Religious Right, Heal Thyself

Yesterday I wrote a post noting that a bunch of Religious Right groups had come together to form a new coalition known as The Freedom Federation which unveiled a “Declaration of American Values” and pledged to work together to “plan, strategize, and work together on common interests within the Judeo-Christian tradition to mobilize their grassroots constituencies and to communicate faith and values to the religious, social, cultural, and policymaking institutions.”

I also noted that the effort was spearheaded by Rick Scarborough and Mat Staver and, though it has a fancy new name and includes several prominent groups, doesn’t really seem to have an agenda that in any way differentiates it from any of the umbrella groups the Right has launched over the years.

Case in point:

Back in 2006, this coalition grew out of Vision America’s “War on Christian and Values Voters Conference” and had an equally strong roster of right-wing supporters, including Phyllis Schlafly, Alan Keyes, Lou Sheldon, Janet Folger, D. James Kennedy, and Rod Parsley.  It even unveiled its own “ValuesVoters’ Contract with Congress: A Declaration of American Renewal” that reads a lot like the Freedom Federation’s own Declaration of American Values … with the key difference being that, at the time, Republicans still controlled Congress.  Thus, while the last version was designed to be a “contract with Congress,” this new version is a mere “declaration of values.”

But beyond this contract, which never amounted to anything, the only thing the group managed to accomplish was the infamous Values Voter’s Debate at which presidential no-shows like Rudy Giuliani, John McCain, and Mitt Romney were questioned in absentia and Mike Huckabee was proclaimed the “David among Jesse’s sons.”

After that, the coalition ceased to function and its website went dark … until it essentially resurfaced as The Freedom Federation.

The amazing thing about this new incarnation is that it seems to be trying to present itself as some sort of nonpartisan “common ground” effort:

Calling themselves the Freedom Federation, the groups see an urgent need to collaborate to protect the Judeo-Christian values that they feel are being threatened.

Rather than approaching such issues as life, marriage, justice and politics as individual organizations, the Freedom Federation is hoping to get past the divisive rhetoric among Christians and tackle the issues together.

The groups at the launch hesitated to label the federation a purely conservative Christian one although most of the groups are of historic, orthodox faith-based traditions. They were looking to avoid the “left, right” language and instead place emphasis on the common core values that bring them together across ethnic, party and generational lines.

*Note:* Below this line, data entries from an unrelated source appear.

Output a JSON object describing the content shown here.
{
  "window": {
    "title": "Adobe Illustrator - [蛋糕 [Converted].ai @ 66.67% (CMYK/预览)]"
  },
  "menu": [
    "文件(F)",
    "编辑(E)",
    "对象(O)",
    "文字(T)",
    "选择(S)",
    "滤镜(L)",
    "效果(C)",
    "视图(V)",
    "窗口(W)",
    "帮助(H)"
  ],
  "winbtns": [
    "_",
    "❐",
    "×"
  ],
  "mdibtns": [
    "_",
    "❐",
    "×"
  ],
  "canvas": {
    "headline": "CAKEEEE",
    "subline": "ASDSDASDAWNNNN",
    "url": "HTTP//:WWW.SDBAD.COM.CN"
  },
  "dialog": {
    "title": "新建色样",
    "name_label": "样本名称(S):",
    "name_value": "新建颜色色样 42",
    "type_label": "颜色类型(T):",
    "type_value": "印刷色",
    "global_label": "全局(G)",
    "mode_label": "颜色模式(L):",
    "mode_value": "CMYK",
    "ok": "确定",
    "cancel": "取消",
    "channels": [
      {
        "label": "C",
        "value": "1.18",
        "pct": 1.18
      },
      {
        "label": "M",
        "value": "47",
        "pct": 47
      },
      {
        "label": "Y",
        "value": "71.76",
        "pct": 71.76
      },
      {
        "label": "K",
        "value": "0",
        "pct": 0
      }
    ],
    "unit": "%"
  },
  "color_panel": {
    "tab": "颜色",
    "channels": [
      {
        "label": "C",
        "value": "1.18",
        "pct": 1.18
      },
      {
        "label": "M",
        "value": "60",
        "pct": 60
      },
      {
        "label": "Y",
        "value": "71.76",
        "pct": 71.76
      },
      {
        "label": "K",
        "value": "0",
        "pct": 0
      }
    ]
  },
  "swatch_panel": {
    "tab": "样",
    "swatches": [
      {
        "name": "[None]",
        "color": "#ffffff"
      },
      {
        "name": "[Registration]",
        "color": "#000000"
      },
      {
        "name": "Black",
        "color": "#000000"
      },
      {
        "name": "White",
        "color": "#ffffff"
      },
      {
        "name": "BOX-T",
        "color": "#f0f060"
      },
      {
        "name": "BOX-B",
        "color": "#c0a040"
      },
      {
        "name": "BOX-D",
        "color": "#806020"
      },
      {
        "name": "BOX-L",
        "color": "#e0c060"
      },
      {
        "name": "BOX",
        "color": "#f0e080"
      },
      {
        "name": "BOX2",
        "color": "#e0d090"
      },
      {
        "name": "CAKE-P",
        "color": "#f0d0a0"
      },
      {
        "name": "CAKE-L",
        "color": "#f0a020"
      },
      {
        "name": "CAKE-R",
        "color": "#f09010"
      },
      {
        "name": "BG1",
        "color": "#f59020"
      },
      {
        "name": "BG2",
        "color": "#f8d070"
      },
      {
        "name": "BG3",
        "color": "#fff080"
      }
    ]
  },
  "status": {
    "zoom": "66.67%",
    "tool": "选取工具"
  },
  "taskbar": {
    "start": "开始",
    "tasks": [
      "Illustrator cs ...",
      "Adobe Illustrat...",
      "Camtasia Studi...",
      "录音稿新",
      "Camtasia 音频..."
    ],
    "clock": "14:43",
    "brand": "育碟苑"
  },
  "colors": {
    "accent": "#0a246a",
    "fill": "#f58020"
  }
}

The coalition’s desire to “avoid left-right language” ought to be relatively easy to accomplish since there is nothing even remotely “left” about it.

But as the participants explain, this is not some sort of effort by the Religious Right to find common ground with its political opponents, but rather an attempt to heal divisions within its own ranks and come together for the common purpose of saving the nation’s “Judeo-Christian moral foundation”:

“The battles that we face today [and] the needs of the culture are too big for blacks to fight it by themselves, Hispanics to fight it by themselves or any one group to fight the battle by itself,” said Bishop Harry Jackson, who leads the High Impact Leadership Coalition, at the launch of the federation on Tuesday.

“Today the most urgent issues as far as we’re concerned … can only be solved by a unified group that sees themselves first as Christians and secondarily [as] some other subculture,” Jackson emphasized.

Mat Staver, founder and chairman of Liberty Counsel, told The Christian Post that the federation is not in reaction to the media’s negative portrayal of Christians but rather in response to the shared core values they have.

Through ongoing communication with one another, the groups realized that they have more in common than they have differences and it became very apparent that they needed to work together, Staver explained.

“When you break down all the rhetoric and you get past all the labels and so forth, we begin to realize that we agree on a lot of these issues,” Staver said.

The federation was also birthed out of a sense of urgency. The Judeo-Christian values, Staver said, have been weakened, injustices have increased, and the life and marriage issue as well as the role of government in people’s lives have “crescendoed to a certain point where we are concerned with the need to protect these values.”